After returning home to Sweden, Svonni had his home raided by several fully armed customs agents and is now being prosecuted by Swedish authorities for having received less than a kilo of San Pedro cactus in the mail. This is despite the fact that San Pedro is a legal plant in both Sweden and the USA. 

The case was initially thrown out of court by the judge on the basis that no crime had been committed. However, fearing a loss of face for having made such a serious accusation, the prosecutor has reopened the case in an effort to send Svonni to prison for years and set a precedent to ban this time-honored healing medicine. The prosecution's argument is that because the cactus was dried it can be classified as 'processed'. 

Writing about the case, Svonni says: 

"When Sweden occupied my homeland Sapmi, shamanism and everything related to this, even things as simply owning a drum was outlawed. "Witchcraft" was forbidden and punishable by death as recent as 1864 in Sweden.Today these two disciplines are once again starting to come together - and might once again be viewed as one and the same. Acupuncture for instance was not too long ago viewed as magic - without any real effects and not accepted in any way by western medicine. Today on the other hand acupuncture is widely accepted by western medicine and often used as a compliment to other more traditional modalities. Likewise, many of the drugs that are being pescribed today by western pharmacies have been synthesized from various plants. Indeginous people have always used plants to heal a variety of diseases and symptoms. These cures was being prescribed by medicine men or women, so called shamans. The shaman was also using his own inherent powers in conjunction with the healing properties of the plants. Big pharmaceutical companies have a huge economic interest in selling and patenting the substances found in these plants.
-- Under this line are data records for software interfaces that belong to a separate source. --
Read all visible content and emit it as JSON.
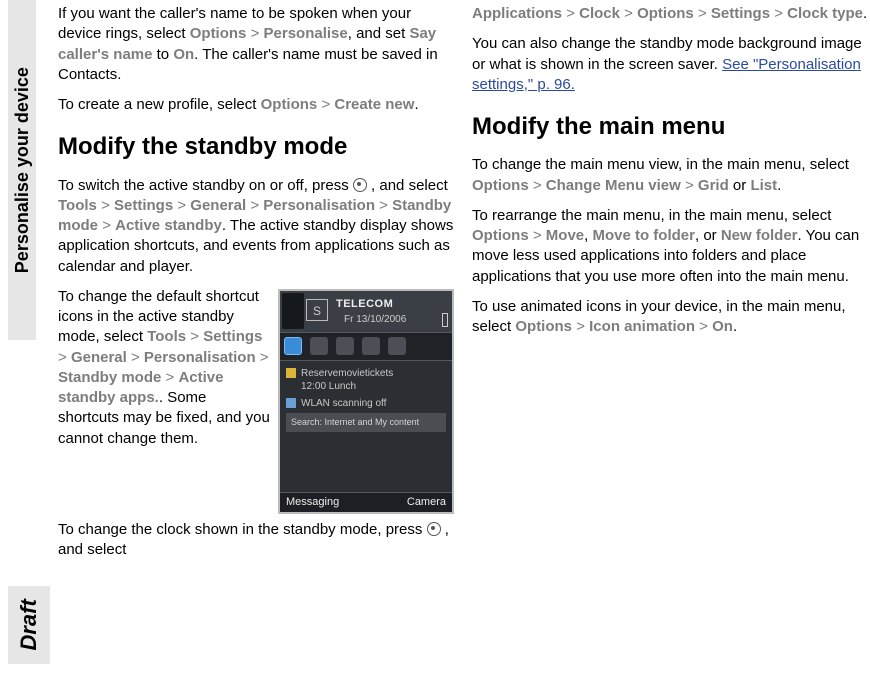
{
  "sidebar": {
    "label": "Personalise your device"
  },
  "draft": {
    "label": "Draft"
  },
  "left": {
    "p1": {
      "a": "If you want the caller's name to be spoken when your device rings, select ",
      "b": "Options",
      "c": "Personalise",
      "d": ", and set ",
      "e": "Say caller's name",
      "f": " to ",
      "g": "On",
      "h": ". The caller's name must be saved in Contacts."
    },
    "p2": {
      "a": "To create a new profile, select ",
      "b": "Options",
      "c": "Create new",
      "d": "."
    },
    "h1": "Modify the standby mode",
    "p3": {
      "a": "To switch the active standby on or off, press ",
      "b": " , and select ",
      "c": "Tools",
      "d": "Settings",
      "e": "General",
      "f": "Personalisation",
      "g": "Standby mode",
      "h": "Active standby",
      "i": ". The active standby display shows application shortcuts, and events from applications such as calendar and player."
    },
    "p4": {
      "a": "To change the default shortcut icons in the active standby mode, select ",
      "b": "Tools",
      "c": "Settings",
      "d": "General",
      "e": "Personalisation",
      "f": "Standby mode",
      "g": "Active standby apps.",
      "h": ". Some shortcuts may be fixed, and you cannot change them."
    },
    "p5": {
      "a": "To change the clock shown in the standby mode, press ",
      "b": " , and select"
    }
  },
  "phone": {
    "s": "S",
    "telecom": "TELECOM",
    "date": "Fr 13/10/2006",
    "row1a": "Reservemovietickets",
    "row1b": "12:00 Lunch",
    "row2": "WLAN scanning off",
    "search": "Search: Internet and My content",
    "left": "Messaging",
    "right": "Camera"
  },
  "right": {
    "p1": {
      "a": "Applications",
      "b": "Clock",
      "c": "Options",
      "d": "Settings",
      "e": "Clock type",
      "f": "."
    },
    "p2": {
      "a": "You can also change the standby mode background image or what is shown in the screen saver. ",
      "b": "See \"Personalisation settings,\" p. 96."
    },
    "h1": "Modify the main menu",
    "p3": {
      "a": "To change the main menu view, in the main menu, select ",
      "b": "Options",
      "c": "Change Menu view",
      "d": "Grid",
      "e": " or ",
      "f": "List",
      "g": "."
    },
    "p4": {
      "a": "To rearrange the main menu, in the main menu, select ",
      "b": "Options",
      "c": "Move",
      "d": ", ",
      "e": "Move to folder",
      "f": ", or ",
      "g": "New folder",
      "h": ". You can move less used applications into folders and place applications that you use more often into the main menu."
    },
    "p5": {
      "a": "To use animated icons in your device, in the main menu, select ",
      "b": "Options",
      "c": "Icon animation",
      "d": "On",
      "e": "."
    }
  },
  "sep": ">"
}
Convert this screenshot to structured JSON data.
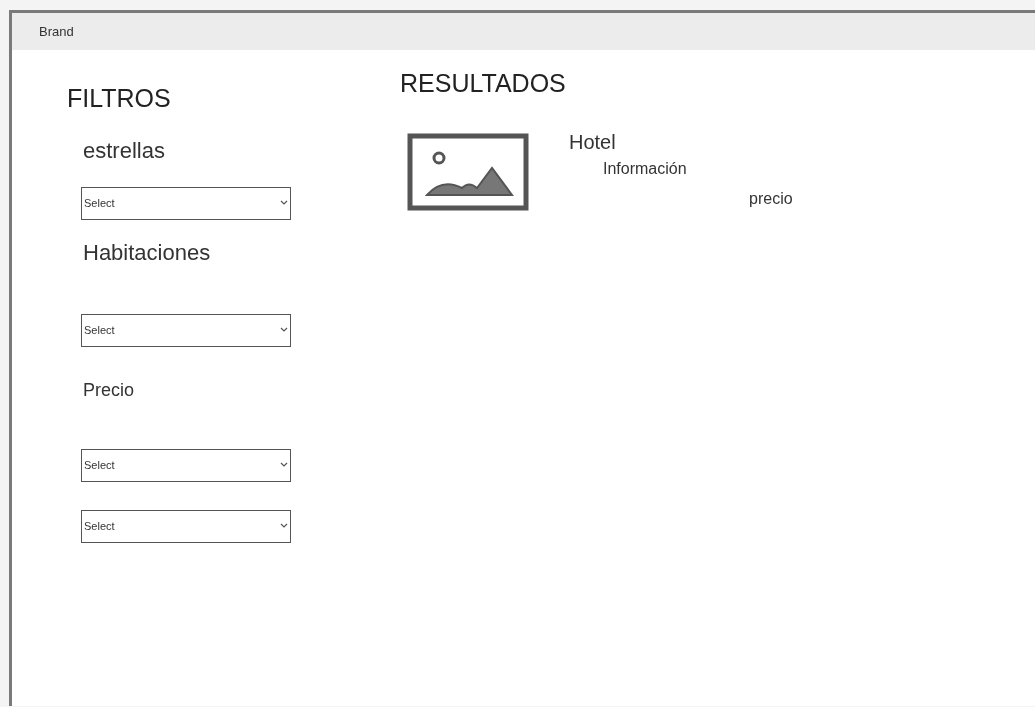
{
  "navbar": {
    "brand": "Brand"
  },
  "filters": {
    "title": "FILTROS",
    "groups": [
      {
        "label": "estrellas",
        "selects": [
          {
            "value": "Select"
          }
        ]
      },
      {
        "label": "Habitaciones",
        "selects": [
          {
            "value": "Select"
          }
        ]
      },
      {
        "label": "Precio",
        "selects": [
          {
            "value": "Select"
          },
          {
            "value": "Select"
          }
        ]
      }
    ]
  },
  "results": {
    "title": "RESULTADOS",
    "items": [
      {
        "name": "Hotel",
        "info": "Información",
        "price": "precio"
      }
    ]
  }
}
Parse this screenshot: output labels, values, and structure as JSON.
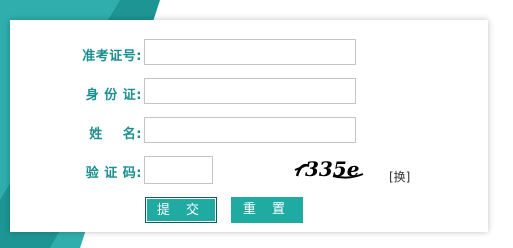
{
  "form": {
    "ticket_label": "准考证号:",
    "id_label": "身 份 证:",
    "name_label": "姓    名:",
    "captcha_label": "验 证 码:",
    "ticket_value": "",
    "id_value": "",
    "name_value": "",
    "captcha_value": "",
    "captcha_text": "335e",
    "refresh_label": "[换]"
  },
  "buttons": {
    "submit_label": "提 交",
    "reset_label": "重 置"
  },
  "colors": {
    "accent": "#1faaa2",
    "label": "#1b8e8e",
    "background": "#2aa7a7"
  }
}
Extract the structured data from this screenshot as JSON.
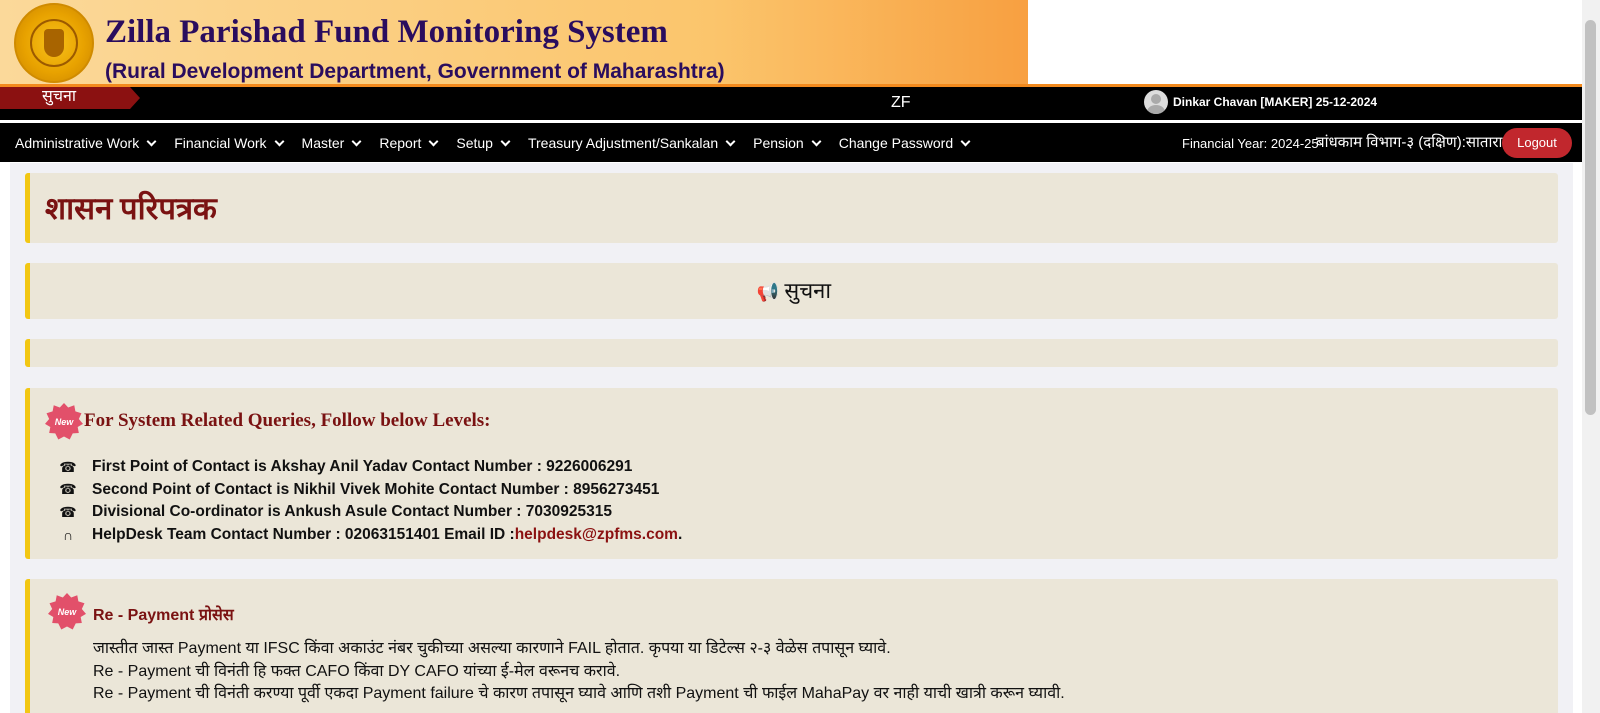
{
  "header": {
    "title": "Zilla Parishad Fund Monitoring System",
    "subtitle": "(Rural Development Department, Government of Maharashtra)",
    "logo": "maharashtra-emblem"
  },
  "notice_bar": {
    "tag": "सुचना",
    "marquee": "ZF",
    "user": "Dinkar Chavan [MAKER] 25-12-2024"
  },
  "nav": {
    "items": [
      {
        "label": "Administrative Work"
      },
      {
        "label": "Financial Work"
      },
      {
        "label": "Master"
      },
      {
        "label": "Report"
      },
      {
        "label": "Setup"
      },
      {
        "label": "Treasury Adjustment/Sankalan"
      },
      {
        "label": "Pension"
      },
      {
        "label": "Change Password"
      }
    ],
    "financial_year": "Financial Year: 2024-25",
    "department": "बांधकाम विभाग-३ (दक्षिण):सातारा",
    "logout": "Logout"
  },
  "panels": {
    "circular_title": "शासन परिपत्रक",
    "notice_title": "सुचना",
    "queries": {
      "badge": "New",
      "title": "For System Related Queries, Follow below Levels:",
      "contacts": [
        {
          "icon": "phone-icon",
          "text": "First Point of Contact is Akshay Anil Yadav  Contact Number : 9226006291"
        },
        {
          "icon": "phone-icon",
          "text": "Second Point of Contact is Nikhil Vivek Mohite  Contact Number : 8956273451"
        },
        {
          "icon": "phone-icon",
          "text": "Divisional Co-ordinator is Ankush Asule  Contact Number : 7030925315"
        },
        {
          "icon": "headset-icon",
          "text": "HelpDesk  Team Contact Number : 02063151401  Email ID : "
        }
      ],
      "email": "helpdesk@zpfms.com",
      "email_suffix": "."
    },
    "repayment": {
      "badge": "New",
      "title": "Re - Payment प्रोसेस",
      "lines": [
        "जास्तीत जास्त Payment या IFSC किंवा अकाउंट नंबर चुकीच्या असल्या कारणाने FAIL होतात. कृपया या डिटेल्स २-३ वेळेस तपासून घ्यावे.",
        "Re - Payment ची विनंती हि फक्त CAFO किंवा DY CAFO यांच्या ई-मेल वरूनच करावे.",
        "Re - Payment ची विनंती करण्या पूर्वी एकदा Payment failure चे कारण तपासून घ्यावे आणि तशी Payment ची फाईल MahaPay वर नाही याची खात्री करून घ्यावी."
      ]
    }
  }
}
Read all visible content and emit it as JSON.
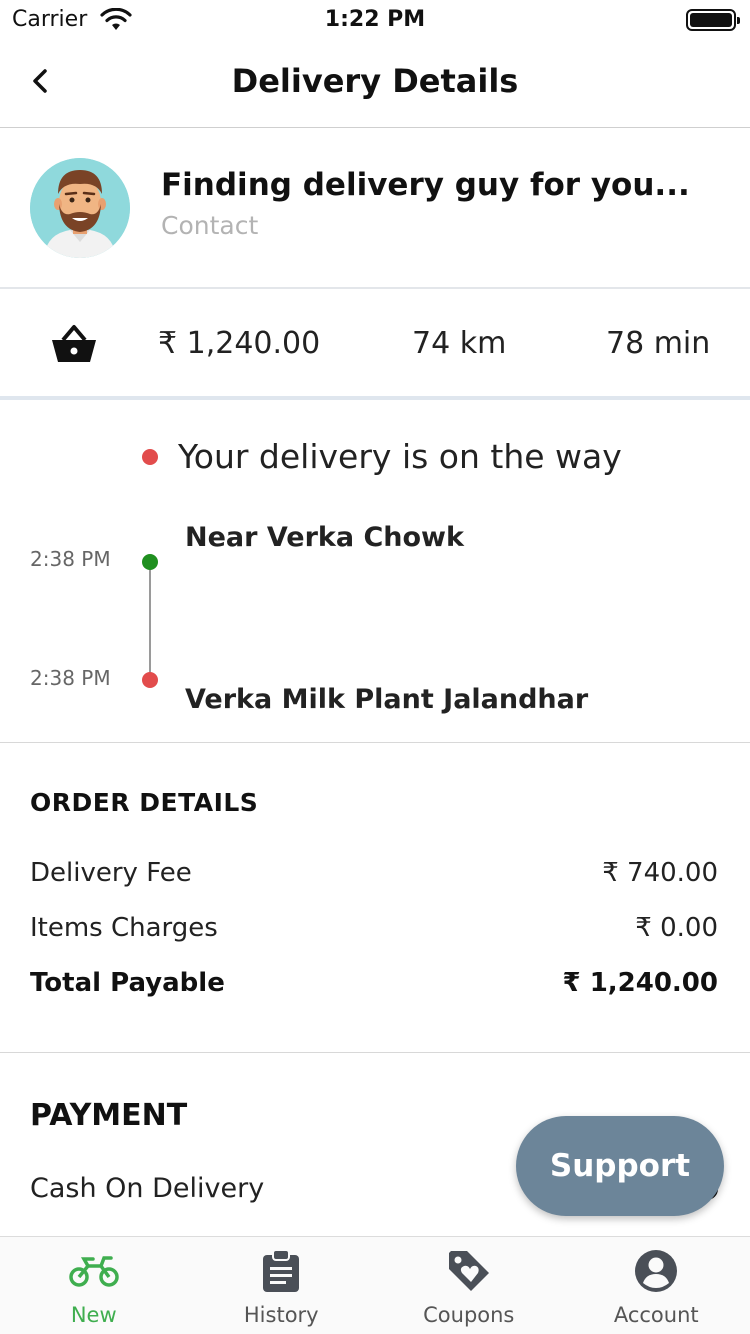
{
  "status_bar": {
    "carrier": "Carrier",
    "time": "1:22 PM"
  },
  "header": {
    "title": "Delivery Details",
    "back_icon": "chevron-left-icon"
  },
  "driver": {
    "name": "Finding delivery guy for you...",
    "contact_label": "Contact"
  },
  "summary": {
    "price": "₹ 1,240.00",
    "distance": "74 km",
    "duration": "78 min",
    "icon": "basket-icon"
  },
  "tracking": {
    "status": "Your delivery is on the way",
    "pickup": {
      "time": "2:38 PM",
      "place": "Near Verka Chowk"
    },
    "dropoff": {
      "time": "2:38 PM",
      "place": "Verka Milk Plant Jalandhar"
    }
  },
  "order_details": {
    "title": "ORDER DETAILS",
    "rows": [
      {
        "label": "Delivery Fee",
        "value": "₹ 740.00"
      },
      {
        "label": "Items Charges",
        "value": "₹ 0.00"
      },
      {
        "label": "Total Payable",
        "value": "₹ 1,240.00"
      }
    ]
  },
  "payment": {
    "title": "PAYMENT",
    "method": "Cash On Delivery"
  },
  "support": {
    "label": "Support"
  },
  "tabs": [
    {
      "label": "New",
      "icon": "motorbike-icon",
      "active": true
    },
    {
      "label": "History",
      "icon": "clipboard-icon",
      "active": false
    },
    {
      "label": "Coupons",
      "icon": "tag-heart-icon",
      "active": false
    },
    {
      "label": "Account",
      "icon": "user-circle-icon",
      "active": false
    }
  ],
  "colors": {
    "accent_green": "#3fae4f",
    "status_red": "#e24c4c",
    "pickup_green": "#1f8f1f",
    "support_button": "#6c8599"
  }
}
The importance of the shaman has been stripped away, leaving a void which in turn has led to an increased interest in traditional shamanism. There is an obvious conflict betwwen what western medicine and pharmaceutical companies can offer as opposed to the shamaJn." 

If you feel that people should have the right to access plant medicines and traditional healing methods, please support Jungle Svonni by signing this petition: 


[requires Facebook login]

You can also write a letter of support for Jungle that will be passed to the judge, email: urbisvonni [at] hotmail [dot] com


Established 1996.

We are proud to be not just for profit and activists for plant freedom.